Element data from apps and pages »

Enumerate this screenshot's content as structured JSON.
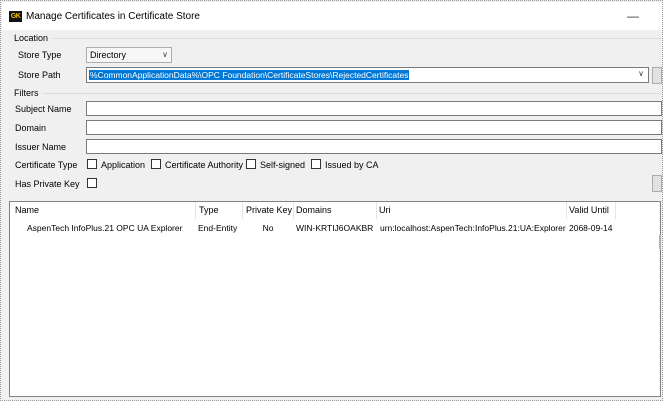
{
  "window": {
    "title": "Manage Certificates in Certificate Store",
    "icon_text": "GK",
    "minimize_glyph": "—"
  },
  "location": {
    "group_label": "Location",
    "store_type_label": "Store Type",
    "store_type_value": "Directory",
    "store_path_label": "Store Path",
    "store_path_value": "%CommonApplicationData%\\OPC Foundation\\CertificateStores\\RejectedCertificates"
  },
  "filters": {
    "group_label": "Filters",
    "subject_name_label": "Subject Name",
    "domain_label": "Domain",
    "issuer_name_label": "Issuer Name",
    "certificate_type_label": "Certificate Type",
    "type_options": [
      "Application",
      "Certificate Authority",
      "Self-signed",
      "Issued by CA"
    ],
    "has_private_key_label": "Has Private Key"
  },
  "table": {
    "columns": [
      "Name",
      "Type",
      "Private Key",
      "Domains",
      "Uri",
      "Valid Until"
    ],
    "rows": [
      {
        "name": "AspenTech InfoPlus.21 OPC UA Explorer",
        "type": "End-Entity",
        "private_key": "No",
        "domains": "WIN-KRTIJ6OAKBR",
        "uri": "urn:localhost:AspenTech:InfoPlus.21:UA:Explorer",
        "valid_until": "2068-09-14"
      }
    ]
  },
  "colors": {
    "selection": "#0078d7",
    "dialog_bg": "#f0f0f0",
    "icon_bg": "#111111",
    "icon_fg": "#f2c200"
  }
}
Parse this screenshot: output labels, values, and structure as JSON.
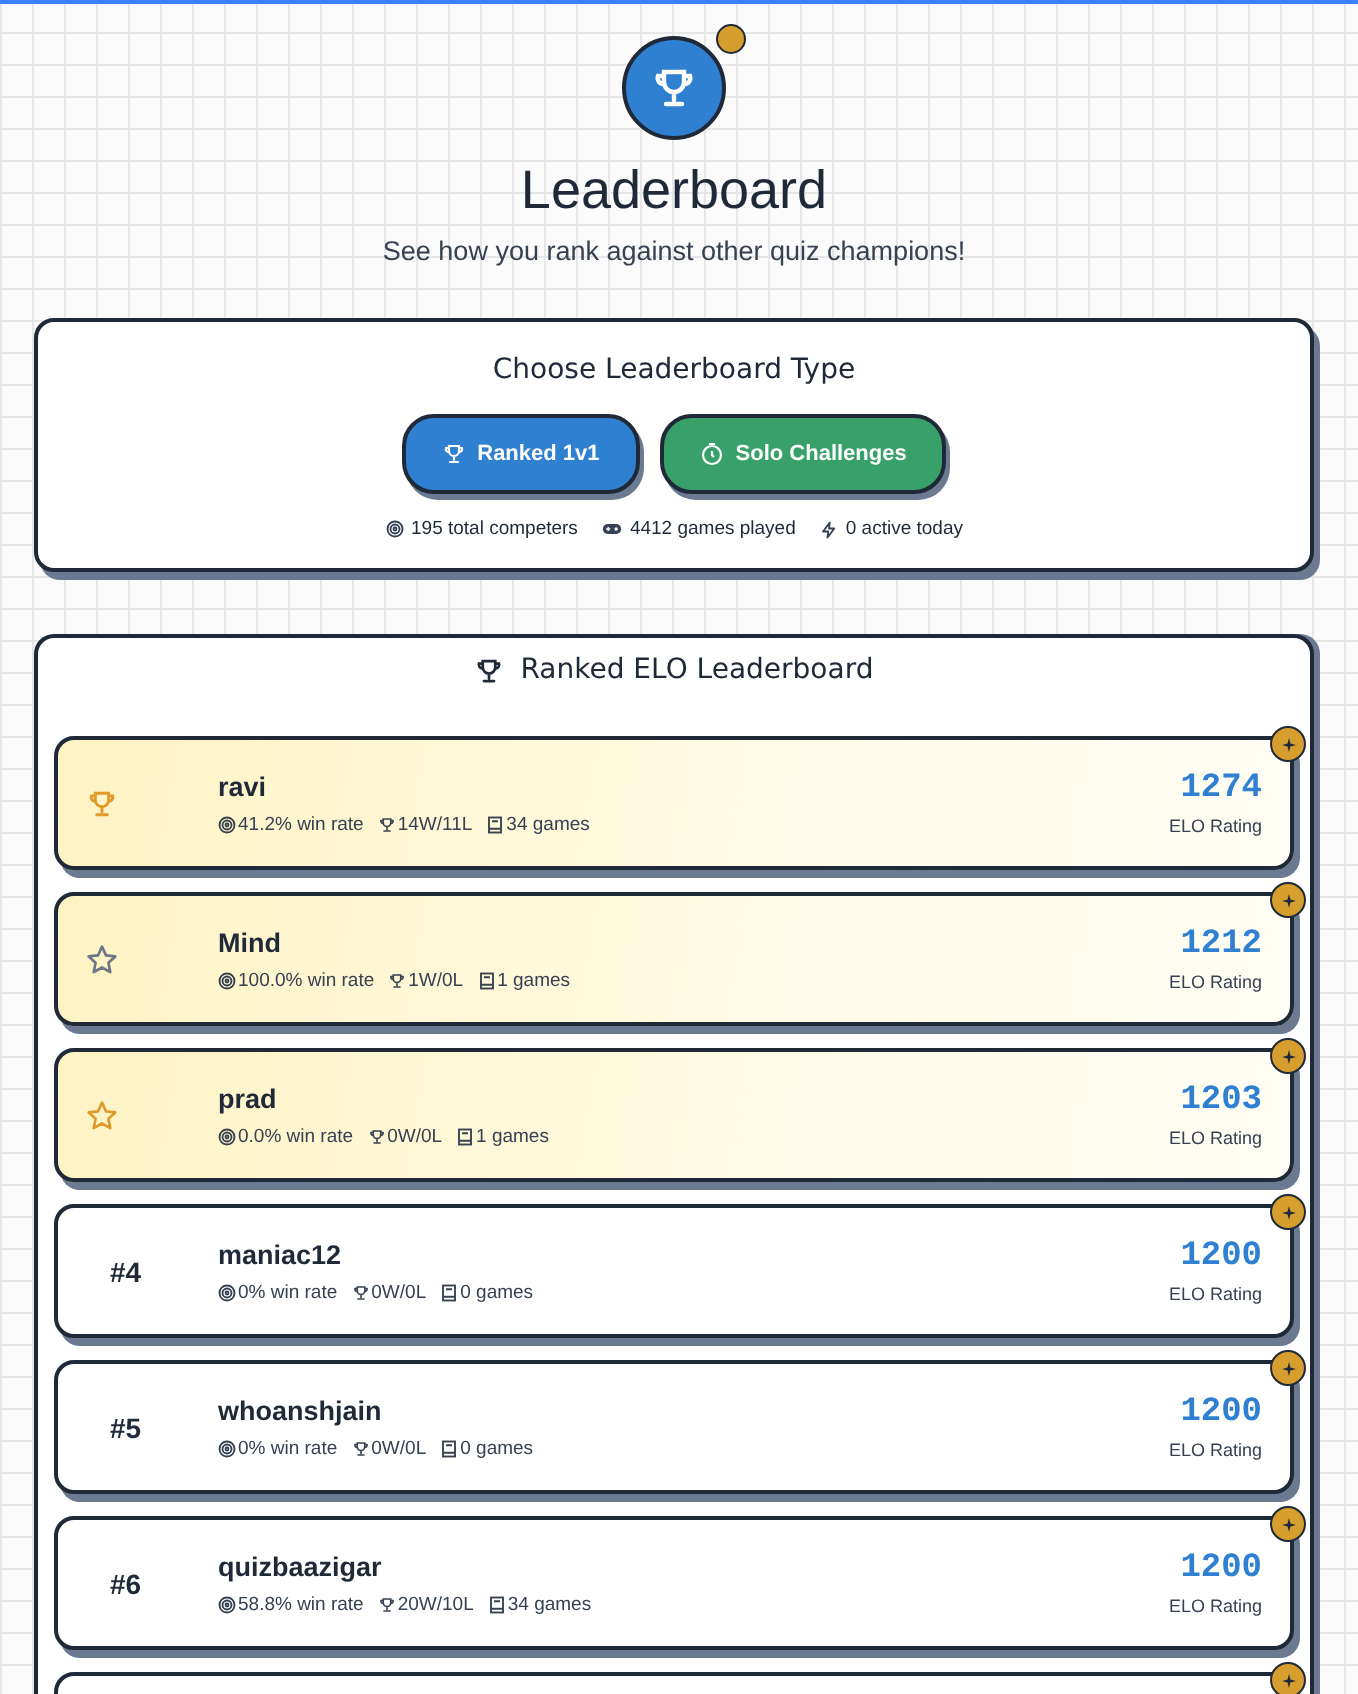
{
  "header": {
    "title": "Leaderboard",
    "subtitle": "See how you rank against other quiz champions!"
  },
  "type_card": {
    "title": "Choose Leaderboard Type",
    "buttons": [
      {
        "label": "Ranked 1v1",
        "kind": "trophy",
        "color": "#2f80d1"
      },
      {
        "label": "Solo Challenges",
        "kind": "clock",
        "color": "#38a169"
      }
    ],
    "stats": [
      {
        "kind": "target",
        "text": "195 total competers"
      },
      {
        "kind": "gamepad",
        "text": "4412 games played"
      },
      {
        "kind": "bolt",
        "text": "0 active today"
      }
    ]
  },
  "board": {
    "title": "Ranked ELO Leaderboard",
    "rows": [
      {
        "kind": "trophy",
        "color": "#e09a2c",
        "name": "ravi",
        "win_rate": "41.2% win rate",
        "record": "14W/11L",
        "games": "34 games",
        "rating": "1274",
        "rating_label": "ELO Rating"
      },
      {
        "kind": "star",
        "color": "#6b7686",
        "name": "Mind",
        "win_rate": "100.0% win rate",
        "record": "1W/0L",
        "games": "1 games",
        "rating": "1212",
        "rating_label": "ELO Rating"
      },
      {
        "kind": "star",
        "color": "#e09a2c",
        "name": "prad",
        "win_rate": "0.0% win rate",
        "record": "0W/0L",
        "games": "1 games",
        "rating": "1203",
        "rating_label": "ELO Rating"
      },
      {
        "kind": "rank",
        "rank": "#4",
        "name": "maniac12",
        "win_rate": "0% win rate",
        "record": "0W/0L",
        "games": "0 games",
        "rating": "1200",
        "rating_label": "ELO Rating"
      },
      {
        "kind": "rank",
        "rank": "#5",
        "name": "whoanshjain",
        "win_rate": "0% win rate",
        "record": "0W/0L",
        "games": "0 games",
        "rating": "1200",
        "rating_label": "ELO Rating"
      },
      {
        "kind": "rank",
        "rank": "#6",
        "name": "quizbaazigar",
        "win_rate": "58.8% win rate",
        "record": "20W/10L",
        "games": "34 games",
        "rating": "1200",
        "rating_label": "ELO Rating"
      },
      {
        "kind": "cut"
      }
    ]
  }
}
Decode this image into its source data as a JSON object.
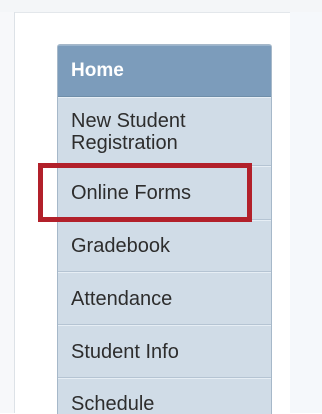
{
  "nav": {
    "items": [
      {
        "label": "Home"
      },
      {
        "label_line1": "New Student",
        "label_line2": "Registration"
      },
      {
        "label": "Online Forms"
      },
      {
        "label": "Gradebook"
      },
      {
        "label": "Attendance"
      },
      {
        "label": "Student Info"
      },
      {
        "label": "Schedule"
      }
    ]
  },
  "colors": {
    "active_item_bg": "#7c9cbb",
    "item_bg": "#d0dce7",
    "highlight_border": "#b2202a"
  }
}
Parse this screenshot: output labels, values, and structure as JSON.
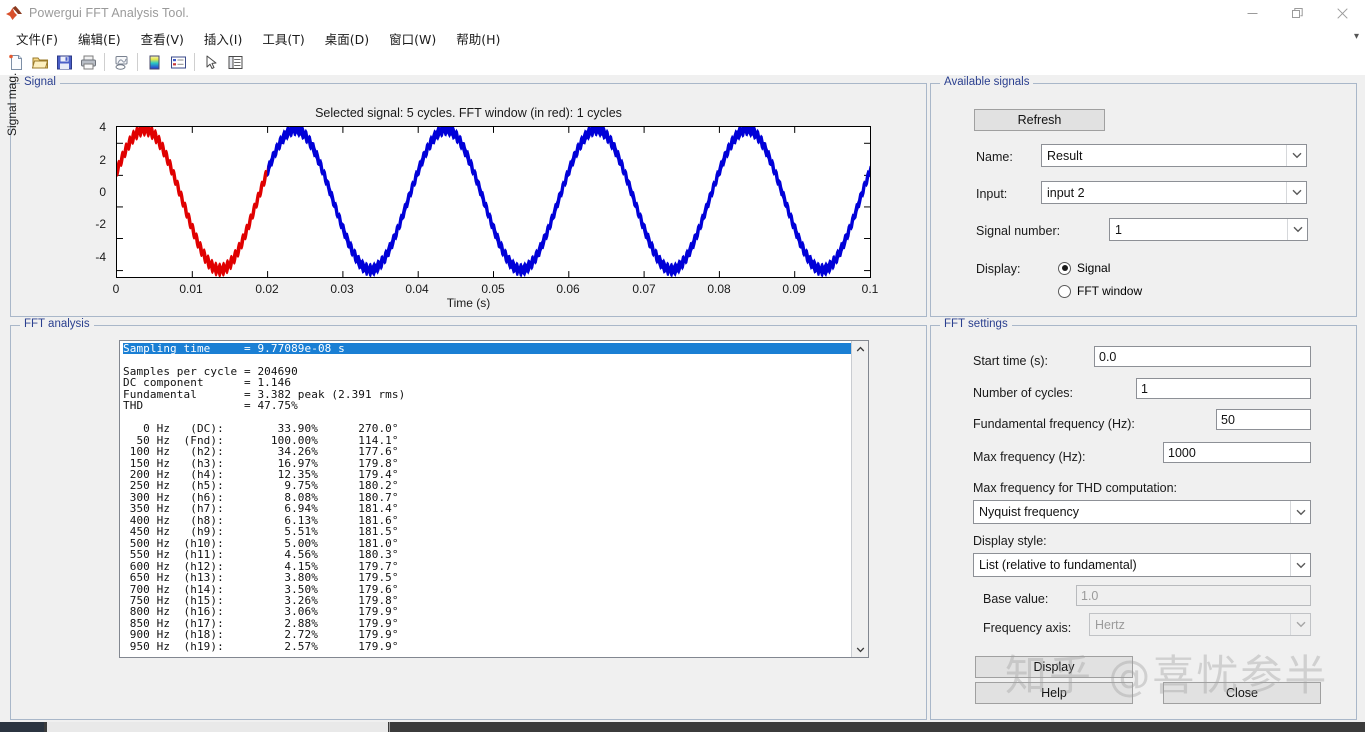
{
  "window": {
    "title": "Powergui FFT Analysis Tool.",
    "app_icon": "matlab-icon",
    "minimize": "—",
    "restore": "❐",
    "close": "✕"
  },
  "menubar": {
    "items": [
      {
        "label": "文件(F)",
        "name": "menu-file"
      },
      {
        "label": "编辑(E)",
        "name": "menu-edit"
      },
      {
        "label": "查看(V)",
        "name": "menu-view"
      },
      {
        "label": "插入(I)",
        "name": "menu-insert"
      },
      {
        "label": "工具(T)",
        "name": "menu-tools"
      },
      {
        "label": "桌面(D)",
        "name": "menu-desktop"
      },
      {
        "label": "窗口(W)",
        "name": "menu-window"
      },
      {
        "label": "帮助(H)",
        "name": "menu-help"
      }
    ],
    "overflow": "▾"
  },
  "toolbar": {
    "buttons": [
      {
        "name": "new-figure-icon"
      },
      {
        "name": "open-folder-icon"
      },
      {
        "name": "save-icon"
      },
      {
        "name": "print-icon"
      },
      {
        "name": "link-plot-icon"
      },
      {
        "name": "colorbar-icon"
      },
      {
        "name": "legend-icon"
      },
      {
        "name": "pointer-icon"
      },
      {
        "name": "property-editor-icon"
      }
    ]
  },
  "signal_panel": {
    "title": "Signal"
  },
  "fft_panel": {
    "title": "FFT analysis",
    "output_header": [
      "Sampling time     = 9.77089e-08 s",
      "Samples per cycle = 204690",
      "DC component      = 1.146",
      "Fundamental       = 3.382 peak (2.391 rms)",
      "THD               = 47.75%"
    ],
    "output_rows": [
      "   0 Hz   (DC):        33.90%      270.0°",
      "  50 Hz  (Fnd):       100.00%      114.1°",
      " 100 Hz   (h2):        34.26%      177.6°",
      " 150 Hz   (h3):        16.97%      179.8°",
      " 200 Hz   (h4):        12.35%      179.4°",
      " 250 Hz   (h5):         9.75%      180.2°",
      " 300 Hz   (h6):         8.08%      180.7°",
      " 350 Hz   (h7):         6.94%      181.4°",
      " 400 Hz   (h8):         6.13%      181.6°",
      " 450 Hz   (h9):         5.51%      181.5°",
      " 500 Hz  (h10):         5.00%      181.0°",
      " 550 Hz  (h11):         4.56%      180.3°",
      " 600 Hz  (h12):         4.15%      179.7°",
      " 650 Hz  (h13):         3.80%      179.5°",
      " 700 Hz  (h14):         3.50%      179.6°",
      " 750 Hz  (h15):         3.26%      179.8°",
      " 800 Hz  (h16):         3.06%      179.9°",
      " 850 Hz  (h17):         2.88%      179.9°",
      " 900 Hz  (h18):         2.72%      179.9°",
      " 950 Hz  (h19):         2.57%      179.9°"
    ],
    "scroll_up": "∧",
    "scroll_down": "∨"
  },
  "available_signals": {
    "title": "Available signals",
    "refresh_label": "Refresh",
    "name_label": "Name:",
    "name_value": "Result",
    "input_label": "Input:",
    "input_value": "input 2",
    "signal_number_label": "Signal number:",
    "signal_number_value": "1",
    "display_label": "Display:",
    "display_options": [
      {
        "label": "Signal",
        "selected": true
      },
      {
        "label": "FFT window",
        "selected": false
      }
    ]
  },
  "fft_settings": {
    "title": "FFT settings",
    "start_time_label": "Start time (s):",
    "start_time_value": "0.0",
    "cycles_label": "Number of cycles:",
    "cycles_value": "1",
    "fundamental_label": "Fundamental frequency (Hz):",
    "fundamental_value": "50",
    "maxfreq_label": "Max frequency (Hz):",
    "maxfreq_value": "1000",
    "thd_label": "Max frequency for THD computation:",
    "thd_value": "Nyquist frequency",
    "style_label": "Display style:",
    "style_value": "List (relative to fundamental)",
    "base_label": "Base value:",
    "base_value": "1.0",
    "freqaxis_label": "Frequency axis:",
    "freqaxis_value": "Hertz"
  },
  "actions": {
    "display_label": "Display",
    "help_label": "Help",
    "close_label": "Close"
  },
  "watermark": {
    "text": "知乎 @喜忧参半"
  },
  "chart_data": {
    "type": "line",
    "title": "Selected signal: 5 cycles. FFT window (in red): 1 cycles",
    "xlabel": "Time (s)",
    "ylabel": "Signal mag.",
    "xlim": [
      0,
      0.1
    ],
    "ylim": [
      -4.8,
      4.8
    ],
    "xticks": [
      "0",
      "0.01",
      "0.02",
      "0.03",
      "0.04",
      "0.05",
      "0.06",
      "0.07",
      "0.08",
      "0.09",
      "0.1"
    ],
    "yticks": [
      "4",
      "2",
      "0",
      "-2",
      "-4"
    ],
    "grid": false,
    "series": [
      {
        "name": "FFT window",
        "color": "#e00000",
        "x_range": [
          0,
          0.02
        ],
        "description": "Highlighted first cycle of the selected waveform, drawn in red"
      },
      {
        "name": "Selected signal",
        "color": "#0000d8",
        "x_range": [
          0.02,
          0.1
        ],
        "description": "Remaining four cycles of the selected waveform, drawn in blue"
      }
    ],
    "waveform": {
      "fundamental_hz": 50,
      "cycles_shown": 5,
      "amplitude": 4.5,
      "dc_offset": 0.15,
      "phase_deg": 114.1,
      "ripple_amplitude": 0.35,
      "ripple_hz": 2000,
      "note": "Thick band appearance is high-frequency switching ripple superimposed on the 50 Hz fundamental"
    }
  }
}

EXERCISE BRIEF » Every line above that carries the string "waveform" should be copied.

SOLUTION BELOW »
        "description": "Highlighted first cycle of the selected waveform, drawn in red"
        "description": "Remaining four cycles of the selected waveform, drawn in blue"
    "waveform": {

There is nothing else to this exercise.